Urban painting myth #1: Why are railings black?

black_railings_tallAfter Prince Albert died suddenly in December 1861, Queen Victoria wore nothing but black for the rest of her life. Her loyal subjects, in sympathy and respect, called in the painters.

Victoria reigned for another forty years so the practice became a national habit and 90% of doors and railings remain black. Nice myth, but sadly not so say the architectural historians.

Black did not become the default colour for railings until the late 1950s with the development and availability of fast-drying alkyd resin paints. Before that painters didn’t use black paint in public places, as it was the slowest of all paints to dry and instead grey was the most popular colour for such areas, predominantly because it was an inexpensive choice.

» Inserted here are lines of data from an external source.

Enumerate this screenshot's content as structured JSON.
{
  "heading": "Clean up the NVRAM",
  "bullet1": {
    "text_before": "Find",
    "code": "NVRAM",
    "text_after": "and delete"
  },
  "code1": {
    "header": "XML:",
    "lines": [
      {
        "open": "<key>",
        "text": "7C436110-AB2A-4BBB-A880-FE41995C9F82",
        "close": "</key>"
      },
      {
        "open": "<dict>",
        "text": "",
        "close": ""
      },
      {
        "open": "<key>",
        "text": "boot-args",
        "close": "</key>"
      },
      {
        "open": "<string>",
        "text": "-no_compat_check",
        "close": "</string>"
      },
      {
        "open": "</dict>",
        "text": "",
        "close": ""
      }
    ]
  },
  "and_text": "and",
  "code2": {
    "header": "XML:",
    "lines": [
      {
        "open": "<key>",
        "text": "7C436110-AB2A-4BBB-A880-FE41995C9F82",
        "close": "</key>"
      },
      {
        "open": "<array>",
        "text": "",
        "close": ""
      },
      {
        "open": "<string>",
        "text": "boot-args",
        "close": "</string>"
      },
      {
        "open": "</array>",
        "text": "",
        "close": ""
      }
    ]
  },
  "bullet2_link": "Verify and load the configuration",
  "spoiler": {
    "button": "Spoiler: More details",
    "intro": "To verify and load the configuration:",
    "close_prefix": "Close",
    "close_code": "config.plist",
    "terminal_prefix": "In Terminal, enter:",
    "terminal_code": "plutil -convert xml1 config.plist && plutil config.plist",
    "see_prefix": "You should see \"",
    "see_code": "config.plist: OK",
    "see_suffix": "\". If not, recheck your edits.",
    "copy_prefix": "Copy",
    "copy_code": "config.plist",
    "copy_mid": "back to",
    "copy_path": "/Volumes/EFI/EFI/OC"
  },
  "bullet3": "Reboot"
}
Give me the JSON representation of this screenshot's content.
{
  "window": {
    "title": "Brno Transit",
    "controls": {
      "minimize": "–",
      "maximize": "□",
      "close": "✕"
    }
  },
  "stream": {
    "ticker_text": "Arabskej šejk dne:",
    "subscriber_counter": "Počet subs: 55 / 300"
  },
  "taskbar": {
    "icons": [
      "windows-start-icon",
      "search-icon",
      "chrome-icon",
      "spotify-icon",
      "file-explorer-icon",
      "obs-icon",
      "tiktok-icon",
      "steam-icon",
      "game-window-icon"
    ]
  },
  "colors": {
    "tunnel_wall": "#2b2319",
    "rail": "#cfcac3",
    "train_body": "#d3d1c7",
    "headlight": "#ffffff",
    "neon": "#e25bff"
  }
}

If you fancy integrating the colour black into your home but aren’t quite sure how or where then start with small steps. Darker colours can be used to accent a variety of different areas, from bannisters to window sills. You can also use dark coloured furniture and soft furnishings, combining with lighter, brighter colours to restore balance.

See our range of dark tones for further inspiration.